**Your goal:**
Scan the entries below for the word "data" and copy every line in which it occurs.

**Exercise input:**
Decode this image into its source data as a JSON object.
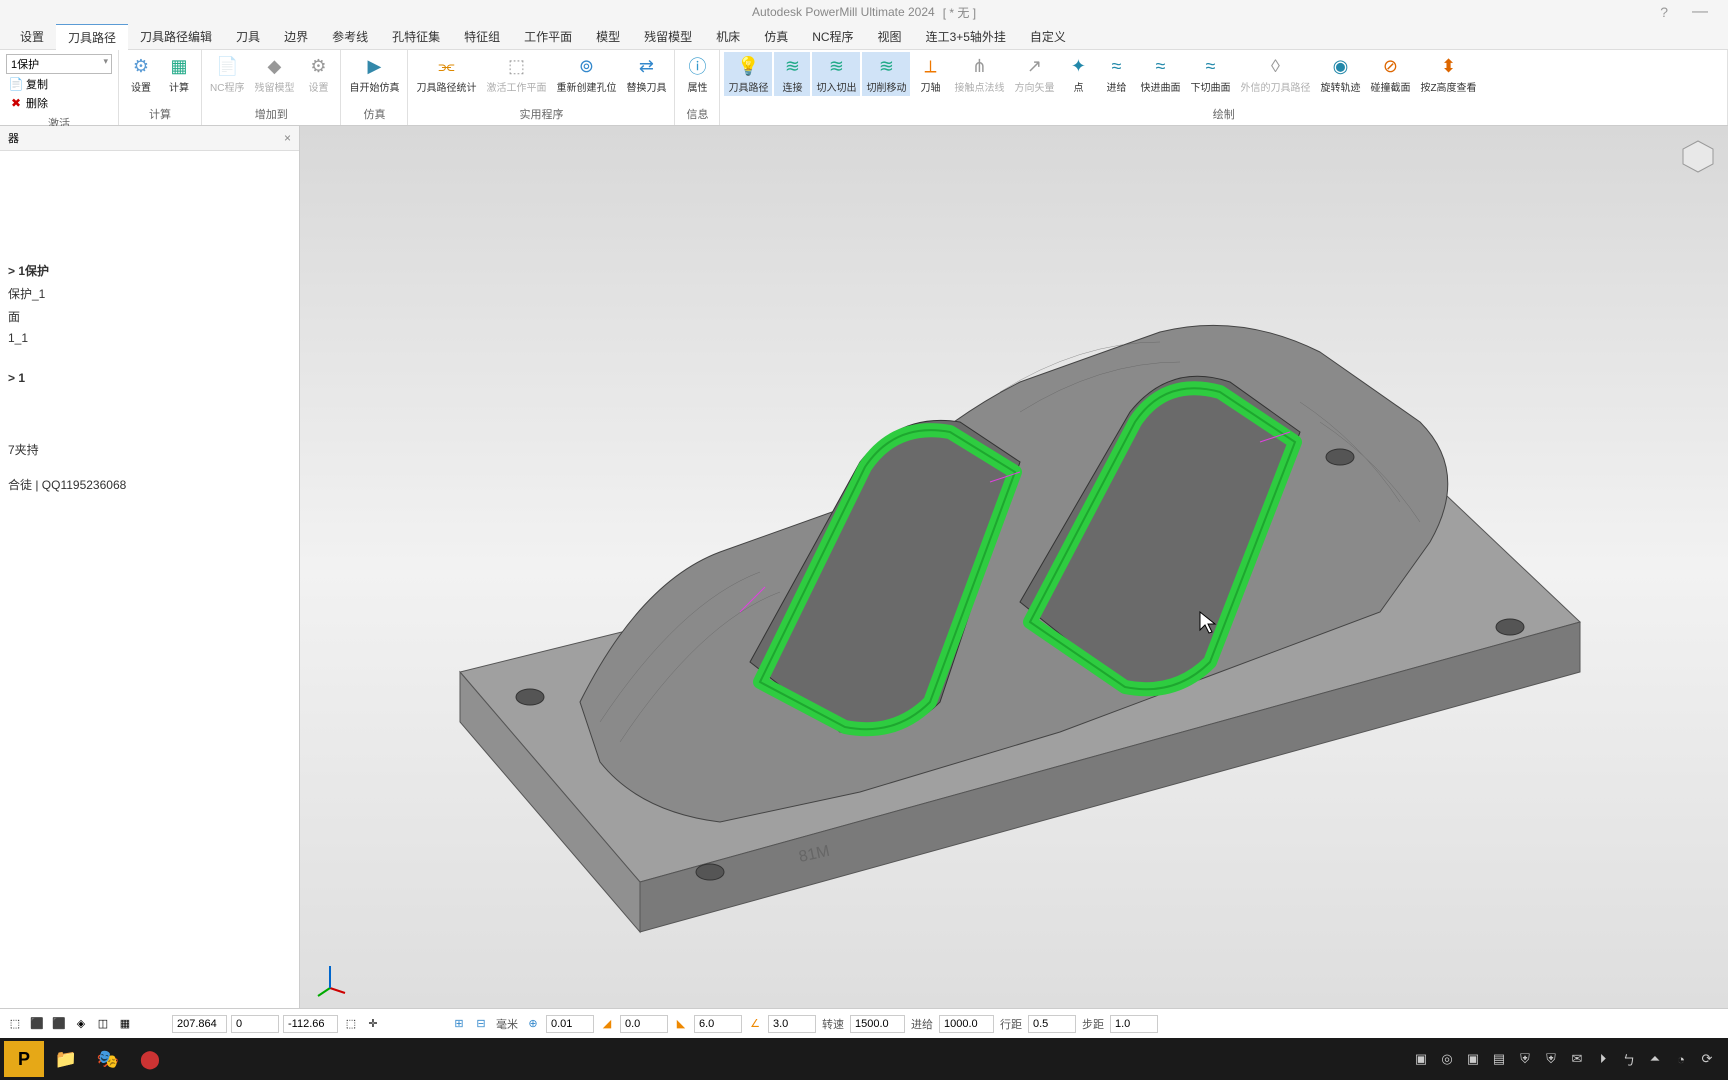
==
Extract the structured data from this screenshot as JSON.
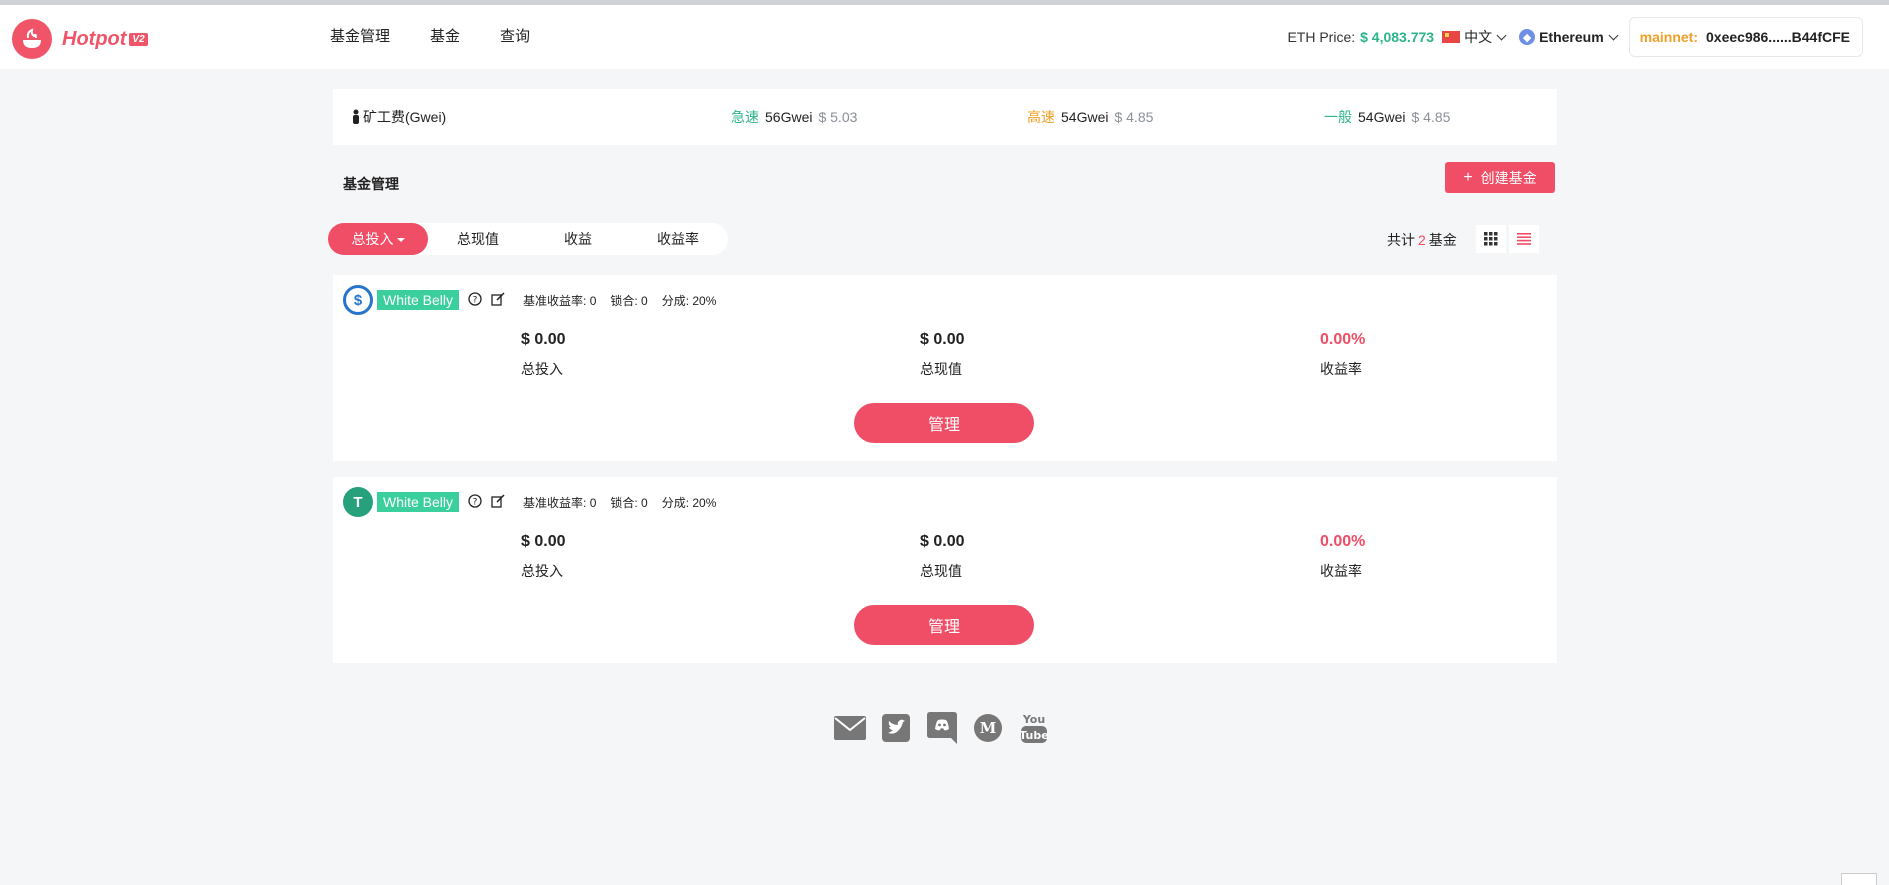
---
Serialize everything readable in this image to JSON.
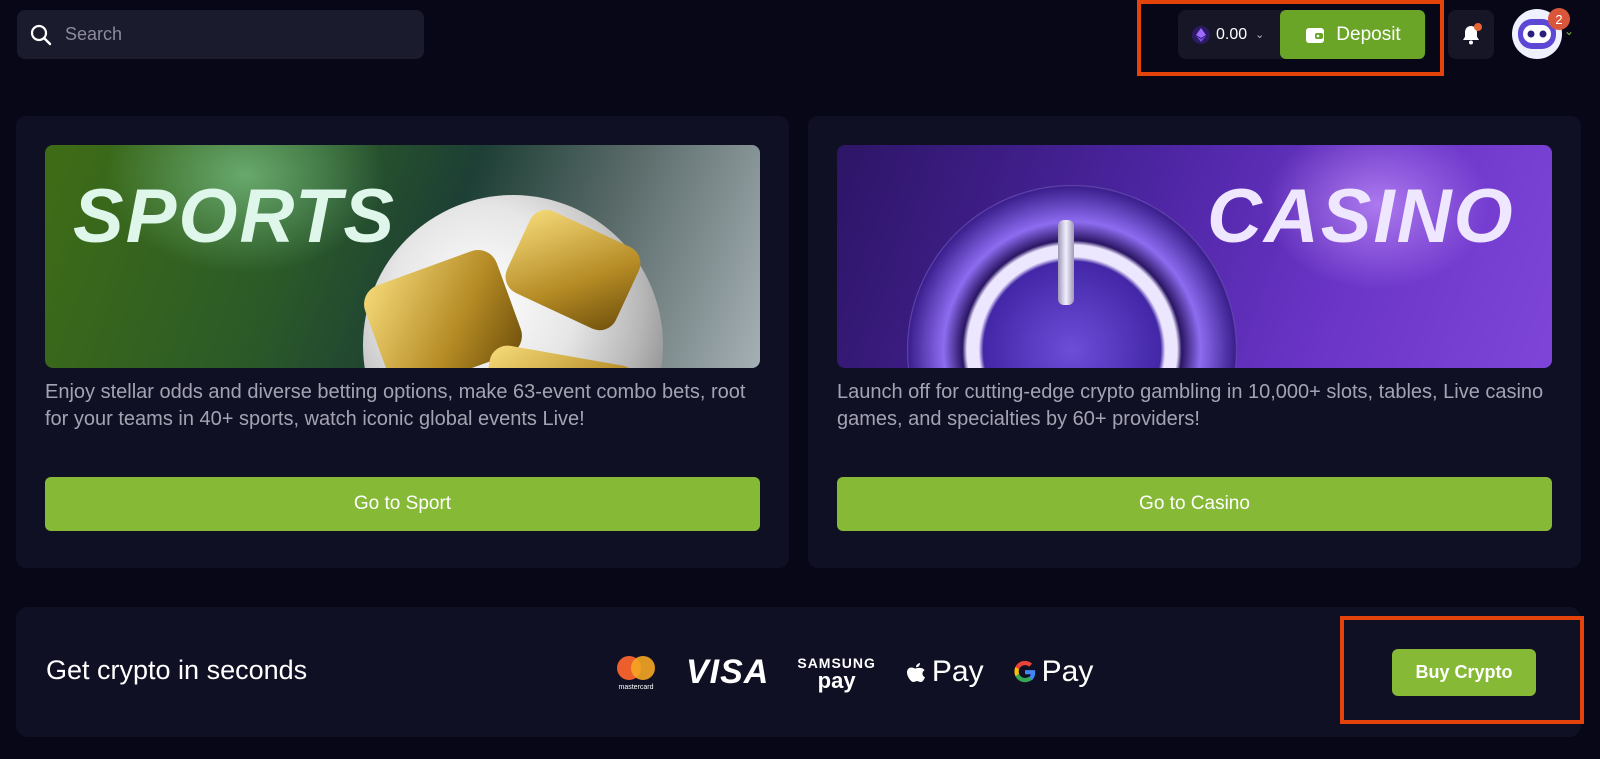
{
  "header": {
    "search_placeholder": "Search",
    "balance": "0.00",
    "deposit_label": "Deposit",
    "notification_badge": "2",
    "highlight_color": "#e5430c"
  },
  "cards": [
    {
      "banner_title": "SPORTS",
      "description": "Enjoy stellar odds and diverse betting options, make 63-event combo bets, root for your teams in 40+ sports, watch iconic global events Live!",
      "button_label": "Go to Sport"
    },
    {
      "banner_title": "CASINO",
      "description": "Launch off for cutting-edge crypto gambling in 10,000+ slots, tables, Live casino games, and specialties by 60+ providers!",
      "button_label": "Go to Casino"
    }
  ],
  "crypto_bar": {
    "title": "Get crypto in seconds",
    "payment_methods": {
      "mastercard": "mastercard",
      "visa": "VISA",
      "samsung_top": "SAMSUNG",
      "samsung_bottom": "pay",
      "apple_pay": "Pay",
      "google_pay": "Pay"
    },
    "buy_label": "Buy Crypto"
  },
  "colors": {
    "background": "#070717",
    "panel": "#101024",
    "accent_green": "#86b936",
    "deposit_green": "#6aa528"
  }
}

**Result of this exercise:**
Decode this image into its source data as a JSON object.
Extract the structured data from this screenshot as JSON.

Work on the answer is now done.